Antigonus points out that men's actions should not be influenced by the lowly sentiment of fear of mortals, but that there is a divine judgment of which men must stand in awe. The expression "Heaven" for "God" is the oldest evidence in postexilic Judaism of the development of the idea of a transcendental Deity. It is also a curious fact that Antigonus is the first noted Jew to have a Greek name. Later legend connects Antigonus with the origin of the Sadducee sect. The tale is that Tzadok, the founder of the Sadducees, misconstrued his teachings (the above motto) to mean that there is no afterlife, it was then that he and his partner left the fold.

Aharon's Jewish Books and Judaica
600 South Holly Street Suite 103
Denver, Colorado 80246
303-322-7345
800-830-8660

Map to Aharon's Jewish Books and Judaica

Store Hours

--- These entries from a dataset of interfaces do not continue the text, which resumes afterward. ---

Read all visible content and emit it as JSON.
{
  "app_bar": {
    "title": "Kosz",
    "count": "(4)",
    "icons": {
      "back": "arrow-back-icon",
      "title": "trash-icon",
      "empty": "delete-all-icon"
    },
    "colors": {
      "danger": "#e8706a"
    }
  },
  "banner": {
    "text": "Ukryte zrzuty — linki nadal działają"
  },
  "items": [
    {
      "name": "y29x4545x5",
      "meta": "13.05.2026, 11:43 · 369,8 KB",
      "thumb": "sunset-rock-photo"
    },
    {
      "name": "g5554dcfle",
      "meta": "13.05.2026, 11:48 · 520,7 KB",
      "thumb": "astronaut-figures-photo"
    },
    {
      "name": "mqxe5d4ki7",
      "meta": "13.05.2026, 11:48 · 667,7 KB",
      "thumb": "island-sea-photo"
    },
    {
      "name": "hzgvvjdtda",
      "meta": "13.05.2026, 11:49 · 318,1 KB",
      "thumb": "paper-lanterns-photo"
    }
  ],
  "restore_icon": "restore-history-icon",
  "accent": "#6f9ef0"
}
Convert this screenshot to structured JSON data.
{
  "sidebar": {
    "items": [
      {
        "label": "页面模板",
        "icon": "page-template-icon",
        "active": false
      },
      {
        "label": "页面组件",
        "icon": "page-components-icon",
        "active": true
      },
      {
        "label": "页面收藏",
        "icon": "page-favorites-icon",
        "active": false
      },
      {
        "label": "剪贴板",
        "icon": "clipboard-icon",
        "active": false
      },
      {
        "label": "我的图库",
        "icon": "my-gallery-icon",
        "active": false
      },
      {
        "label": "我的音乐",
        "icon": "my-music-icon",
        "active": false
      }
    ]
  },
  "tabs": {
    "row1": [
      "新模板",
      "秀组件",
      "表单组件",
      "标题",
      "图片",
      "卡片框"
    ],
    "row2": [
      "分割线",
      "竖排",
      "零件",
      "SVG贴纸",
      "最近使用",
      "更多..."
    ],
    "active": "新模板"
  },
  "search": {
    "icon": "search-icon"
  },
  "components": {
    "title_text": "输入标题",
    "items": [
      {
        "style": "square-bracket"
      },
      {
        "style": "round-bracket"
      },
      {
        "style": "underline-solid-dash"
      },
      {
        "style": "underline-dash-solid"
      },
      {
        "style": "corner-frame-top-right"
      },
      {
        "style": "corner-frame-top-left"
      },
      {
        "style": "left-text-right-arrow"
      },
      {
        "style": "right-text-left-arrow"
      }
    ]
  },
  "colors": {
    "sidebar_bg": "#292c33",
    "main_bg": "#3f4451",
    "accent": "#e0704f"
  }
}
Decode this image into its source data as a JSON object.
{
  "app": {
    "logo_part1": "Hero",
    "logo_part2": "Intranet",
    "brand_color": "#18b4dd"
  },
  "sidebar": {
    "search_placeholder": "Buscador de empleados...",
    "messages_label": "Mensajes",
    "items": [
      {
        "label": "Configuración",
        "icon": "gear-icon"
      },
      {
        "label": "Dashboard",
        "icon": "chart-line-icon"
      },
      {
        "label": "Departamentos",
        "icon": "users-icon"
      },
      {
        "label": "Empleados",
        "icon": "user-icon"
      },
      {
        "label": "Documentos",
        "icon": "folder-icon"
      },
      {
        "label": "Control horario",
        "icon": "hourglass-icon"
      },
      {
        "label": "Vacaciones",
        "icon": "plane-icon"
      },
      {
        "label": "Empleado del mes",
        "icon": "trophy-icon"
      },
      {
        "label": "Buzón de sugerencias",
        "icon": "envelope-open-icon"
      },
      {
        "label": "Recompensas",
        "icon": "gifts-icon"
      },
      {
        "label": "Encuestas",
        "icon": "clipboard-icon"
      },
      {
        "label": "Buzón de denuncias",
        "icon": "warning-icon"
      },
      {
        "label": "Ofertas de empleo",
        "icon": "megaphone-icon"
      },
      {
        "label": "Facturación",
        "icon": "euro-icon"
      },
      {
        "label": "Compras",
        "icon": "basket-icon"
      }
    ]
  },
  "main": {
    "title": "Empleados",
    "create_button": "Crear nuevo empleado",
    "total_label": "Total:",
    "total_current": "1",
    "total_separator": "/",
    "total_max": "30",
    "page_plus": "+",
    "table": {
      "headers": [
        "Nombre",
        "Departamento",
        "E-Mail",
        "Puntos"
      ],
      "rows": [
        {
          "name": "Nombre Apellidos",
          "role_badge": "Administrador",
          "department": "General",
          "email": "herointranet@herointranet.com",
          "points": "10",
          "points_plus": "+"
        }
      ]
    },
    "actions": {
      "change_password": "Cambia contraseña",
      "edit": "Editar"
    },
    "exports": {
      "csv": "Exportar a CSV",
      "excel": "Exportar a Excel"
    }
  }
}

Monday through Thursday 9 AM to 6 PM
Friday 9 AM to 2 PM
Sunday 9 AM to 4 PM

 

Jewish Biography | About Jewish Biography | Search

This article is licensed under the GNU Free Documentation License. It uses material from the